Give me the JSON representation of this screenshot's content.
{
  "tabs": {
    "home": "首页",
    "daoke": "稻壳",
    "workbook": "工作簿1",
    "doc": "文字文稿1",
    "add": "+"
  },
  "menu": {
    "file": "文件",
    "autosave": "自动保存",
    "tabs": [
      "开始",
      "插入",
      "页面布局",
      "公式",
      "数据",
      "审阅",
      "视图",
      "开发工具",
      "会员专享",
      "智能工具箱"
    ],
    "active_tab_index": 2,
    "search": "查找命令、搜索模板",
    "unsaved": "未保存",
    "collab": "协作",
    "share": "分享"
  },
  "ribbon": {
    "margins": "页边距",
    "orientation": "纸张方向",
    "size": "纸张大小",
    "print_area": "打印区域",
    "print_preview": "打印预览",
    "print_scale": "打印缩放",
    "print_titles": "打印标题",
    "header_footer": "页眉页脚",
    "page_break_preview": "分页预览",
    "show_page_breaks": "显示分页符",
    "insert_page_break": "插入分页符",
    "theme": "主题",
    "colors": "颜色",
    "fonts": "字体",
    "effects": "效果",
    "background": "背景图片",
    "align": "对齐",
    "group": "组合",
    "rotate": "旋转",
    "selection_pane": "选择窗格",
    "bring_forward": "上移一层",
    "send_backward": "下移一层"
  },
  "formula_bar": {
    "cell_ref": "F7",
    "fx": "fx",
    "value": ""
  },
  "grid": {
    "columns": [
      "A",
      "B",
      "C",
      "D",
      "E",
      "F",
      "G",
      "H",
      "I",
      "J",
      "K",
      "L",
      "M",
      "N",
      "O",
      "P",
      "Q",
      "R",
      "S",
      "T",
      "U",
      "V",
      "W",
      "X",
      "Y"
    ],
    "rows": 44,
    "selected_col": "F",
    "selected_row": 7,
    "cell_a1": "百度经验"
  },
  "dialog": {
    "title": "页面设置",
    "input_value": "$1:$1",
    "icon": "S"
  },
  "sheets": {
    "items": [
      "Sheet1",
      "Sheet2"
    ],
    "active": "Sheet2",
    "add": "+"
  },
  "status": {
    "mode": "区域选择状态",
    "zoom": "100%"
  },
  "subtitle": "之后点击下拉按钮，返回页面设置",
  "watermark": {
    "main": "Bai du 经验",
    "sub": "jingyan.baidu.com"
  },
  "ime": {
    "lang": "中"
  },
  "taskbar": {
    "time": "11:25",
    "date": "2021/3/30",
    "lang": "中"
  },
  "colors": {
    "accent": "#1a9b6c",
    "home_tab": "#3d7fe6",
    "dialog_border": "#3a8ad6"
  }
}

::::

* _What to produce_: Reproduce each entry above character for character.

* _Task result_:
Give me the JSON representation of this screenshot's content.
{
  "tabs": {
    "home": "首页",
    "daoke": "稻壳",
    "workbook": "工作簿1",
    "doc": "文字文稿1",
    "add": "+"
  },
  "menu": {
    "file": "文件",
    "autosave": "自动保存",
    "tabs": [
      "开始",
      "插入",
      "页面布局",
      "公式",
      "数据",
      "审阅",
      "视图",
      "开发工具",
      "会员专享",
      "智能工具箱"
    ],
    "active_tab_index": 2,
    "search": "查找命令、搜索模板",
    "unsaved": "未保存",
    "collab": "协作",
    "share": "分享"
  },
  "ribbon": {
    "margins": "页边距",
    "orientation": "纸张方向",
    "size": "纸张大小",
    "print_area": "打印区域",
    "print_preview": "打印预览",
    "print_scale": "打印缩放",
    "print_titles": "打印标题",
    "header_footer": "页眉页脚",
    "page_break_preview": "分页预览",
    "show_page_breaks": "显示分页符",
    "insert_page_break": "插入分页符",
    "theme": "主题",
    "colors": "颜色",
    "fonts": "字体",
    "effects": "效果",
    "background": "背景图片",
    "align": "对齐",
    "group": "组合",
    "rotate": "旋转",
    "selection_pane": "选择窗格",
    "bring_forward": "上移一层",
    "send_backward": "下移一层"
  },
  "formula_bar": {
    "cell_ref": "F7",
    "fx": "fx",
    "value": ""
  },
  "grid": {
    "columns": [
      "A",
      "B",
      "C",
      "D",
      "E",
      "F",
      "G",
      "H",
      "I",
      "J",
      "K",
      "L",
      "M",
      "N",
      "O",
      "P",
      "Q",
      "R",
      "S",
      "T",
      "U",
      "V",
      "W",
      "X",
      "Y"
    ],
    "rows": 44,
    "selected_col": "F",
    "selected_row": 7,
    "cell_a1": "百度经验"
  },
  "dialog": {
    "title": "页面设置",
    "input_value": "$1:$1",
    "icon": "S"
  },
  "sheets": {
    "items": [
      "Sheet1",
      "Sheet2"
    ],
    "active": "Sheet2",
    "add": "+"
  },
  "status": {
    "mode": "区域选择状态",
    "zoom": "100%"
  },
  "subtitle": "之后点击下拉按钮，返回页面设置",
  "watermark": {
    "main": "Bai du 经验",
    "sub": "jingyan.baidu.com"
  },
  "ime": {
    "lang": "中"
  },
  "taskbar": {
    "time": "11:25",
    "date": "2021/3/30",
    "lang": "中"
  },
  "colors": {
    "accent": "#1a9b6c",
    "home_tab": "#3d7fe6",
    "dialog_border": "#3a8ad6"
  }
}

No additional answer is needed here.